_What the task requires_: Your response should consist of the entries below, reproduced exactly and without their images.

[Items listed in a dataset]

--- START ---

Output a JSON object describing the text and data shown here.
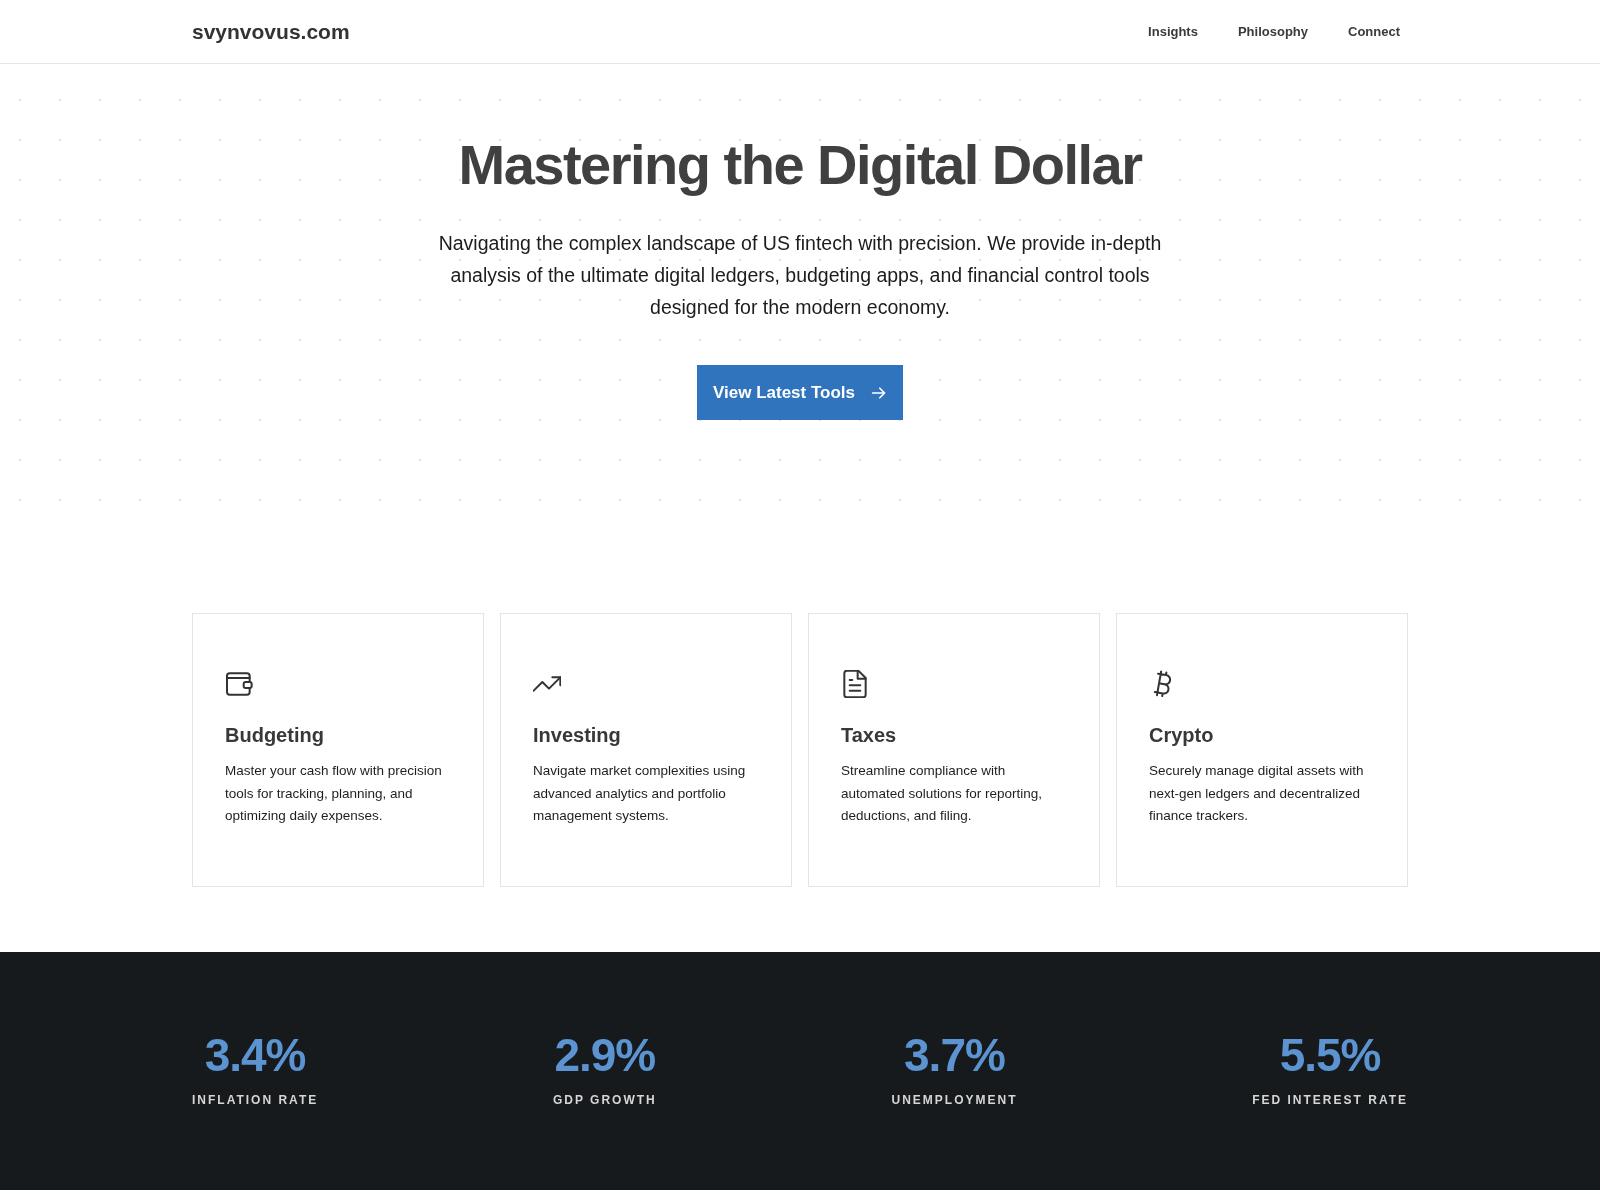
{
  "header": {
    "logo": "svynvovus.com",
    "nav": [
      "Insights",
      "Philosophy",
      "Connect"
    ]
  },
  "hero": {
    "title": "Mastering the Digital Dollar",
    "subtitle": "Navigating the complex landscape of US fintech with precision. We provide in-depth analysis of the ultimate digital ledgers, budgeting apps, and financial control tools designed for the modern economy.",
    "button": "View Latest Tools"
  },
  "features": [
    {
      "title": "Budgeting",
      "description": "Master your cash flow with precision tools for tracking, planning, and optimizing daily expenses."
    },
    {
      "title": "Investing",
      "description": "Navigate market complexities using advanced analytics and portfolio management systems."
    },
    {
      "title": "Taxes",
      "description": "Streamline compliance with automated solutions for reporting, deductions, and filing."
    },
    {
      "title": "Crypto",
      "description": "Securely manage digital assets with next-gen ledgers and decentralized finance trackers."
    }
  ],
  "stats": [
    {
      "value": "3.4%",
      "label": "INFLATION RATE"
    },
    {
      "value": "2.9%",
      "label": "GDP GROWTH"
    },
    {
      "value": "3.7%",
      "label": "UNEMPLOYMENT"
    },
    {
      "value": "5.5%",
      "label": "FED INTEREST RATE"
    }
  ]
}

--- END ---

_Written solution_:
Output a JSON object describing the text and data shown here.
{
  "header": {
    "logo": "svynvovus.com",
    "nav": [
      "Insights",
      "Philosophy",
      "Connect"
    ]
  },
  "hero": {
    "title": "Mastering the Digital Dollar",
    "subtitle": "Navigating the complex landscape of US fintech with precision. We provide in-depth analysis of the ultimate digital ledgers, budgeting apps, and financial control tools designed for the modern economy.",
    "button": "View Latest Tools"
  },
  "features": [
    {
      "title": "Budgeting",
      "description": "Master your cash flow with precision tools for tracking, planning, and optimizing daily expenses."
    },
    {
      "title": "Investing",
      "description": "Navigate market complexities using advanced analytics and portfolio management systems."
    },
    {
      "title": "Taxes",
      "description": "Streamline compliance with automated solutions for reporting, deductions, and filing."
    },
    {
      "title": "Crypto",
      "description": "Securely manage digital assets with next-gen ledgers and decentralized finance trackers."
    }
  ],
  "stats": [
    {
      "value": "3.4%",
      "label": "INFLATION RATE"
    },
    {
      "value": "2.9%",
      "label": "GDP GROWTH"
    },
    {
      "value": "3.7%",
      "label": "UNEMPLOYMENT"
    },
    {
      "value": "5.5%",
      "label": "FED INTEREST RATE"
    }
  ]
}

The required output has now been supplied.